There are now 265 farmer field schools in Bungoma County with about 8, 000 farmers being members and 18 FFS in nine other counties in western Kenya.
Boniface Masinde, 45 is a farmer from Bukembe, Bungoma County. He began as a student of FFS but is now a facilitator having excelled since joining FFS on Push-Pull.
Through FFS, he says, farmers who previously believed in merely waiting for the rain and throwing seeds, any seeds to the ground now approach farming differently. They now have kno-how on the type of crops to grow in which season, how to manage crop diseases and agro-based business are thriving in many districts in the county as early adopting farmers now have ready market for desmodium and nappier grass from newly coming in farmers and livestock keepers.
In Kisumu west, Nyanza province, Paul Nyakwako Agola, 63 from Yenga village was one luck man who in 2006 was chosen by an NGO operating in the area to icipe research station at Mbita where he received training on establishing pull-pull technology.
To his amazement, he discovered that a pilot plot, measuring 20 meters by 25 meters he had set aside for experimental purposes gave him yeilds that rivaled what he has been used to getting from an hactare.
“I was so amazed that from the (20 by 25) I could get 3 bags (90kg per bag) of maize. This is exactly what I used to get from an hactare”.
He was not the only one who got amazed, his neighbours took note and they came calling asking questions. Now Yenga village has 50 such farmers who have come together under Yenga Push-Pull farmers group who now take turn teaching and learning new farming technologies, agribusiness and others.
As a result of integriting crop and livestock farming, push-pull has opened up new business ventures for farmers like Paul.
A wheelbarrow of nappier grass and desmodium fetches farmers Ksh200 and for farmers who were used to waiting for hard to comeby support from their children scattered in many Kenyan urban centers, a wheelbarrow per day or two is more than what Paul and neighbours could have bargained for.
For example, Lorna Adhiambo Achola, a widow joined Paul’s group and set aside a 20 by 25 meter plot.
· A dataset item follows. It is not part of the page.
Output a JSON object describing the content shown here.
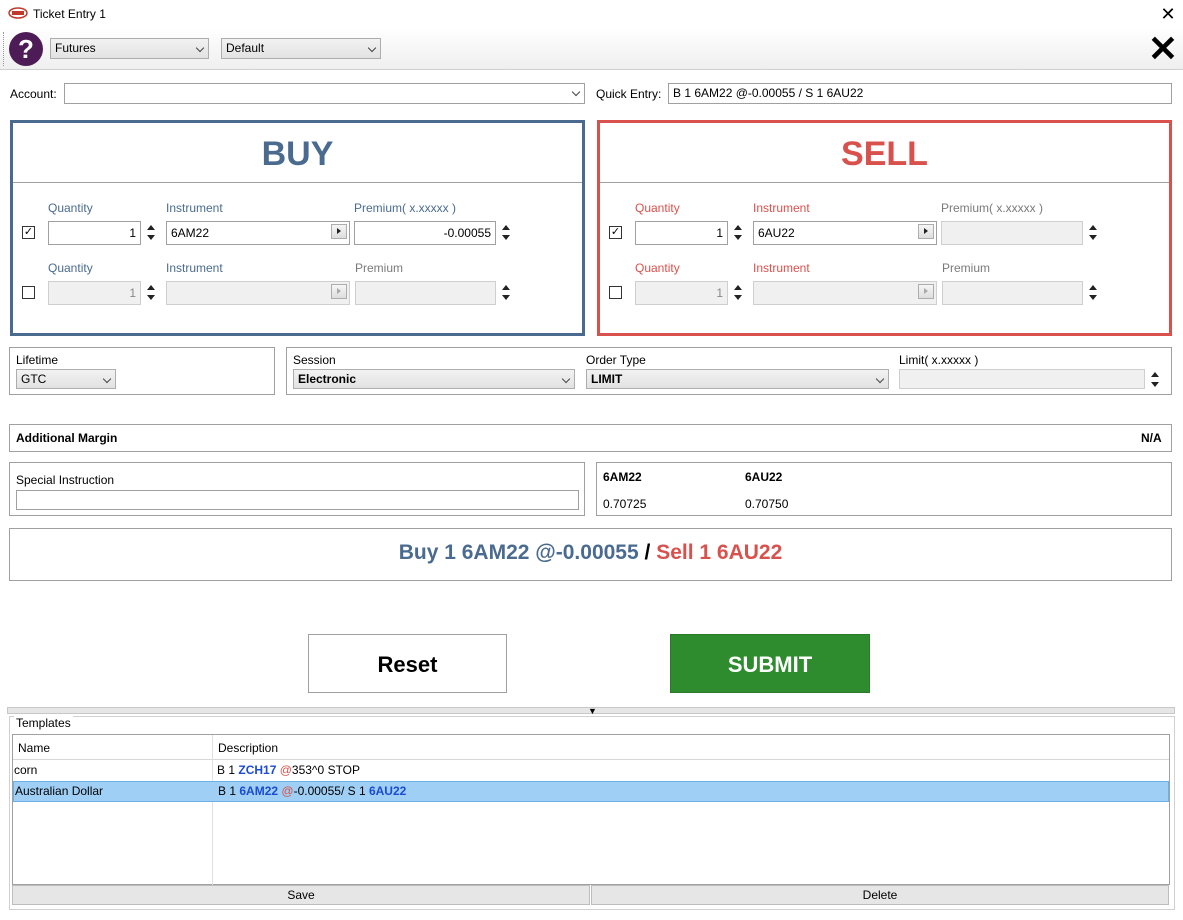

Five years down the line, a woman who was left only with children and a patchy ground, now has managed to buy 5 dairy goats, a local zebu cow and is planning to buy a dairy cow from proceeds fromnappier and desmodium crops.
In light of climate change, Dr Christian says there might arise the need to modify the technology in a way that it could be suitable with varieties of cereals that would be suited to changes in the climate.
Icipe now has a target to extend the benefits of ‘push-pull’ to over one million people by 2020.
To help realize this, iCIPE Wednesday launched a project known as ADOPT – the Adaptation and Dissemination of the ‘Push-Pull’ Technology to Climate Change.
The initiative will directly benefit 50,000 smallholder cereal-livestock farmers.
It will also improve food availability for half a million people living in areas that are dry and vulnerable to climate change in Kenya, Tanzania and Ethiopia.
Dr. Peter Sturesson, Counsellor for Rural Development at the EU Delegation to Kenya, noted: “ADOPT fully responds to the five result areas of the Commission’s Food Security Thematic Programme (FSTP), Research and Technology component, which includes: the delivery of pro-poor innovations; development of research programmes responding to beneficiaries’ needs; enhancement of the active role of low-income smallholder farmers; exchange of experience and knowledge through scientific networks; and the generation of synergy and complementarity with other EU research programmes.”
Moreover, the rising uncertainties in the region’s rain-fed agriculture, due to the continent’s vulnerability to climate change, has created more demand for ‘push-pull’, and its further adaptation to withstand the increasingly adverse and changeable conditions. The funding from the EU will take us closer to achieving these two goals.”
“ADOPT will focus on crops grown in dry areas, for instance, sorghum and millet, including research on trap and intercrops adapted to conditions associated with climate change. This requires working in partnership with national, regional and international organisations, and most importantly with farmers across the region,” added Dr Zeyaur Khan, the leader of the ‘push-pull’ programme.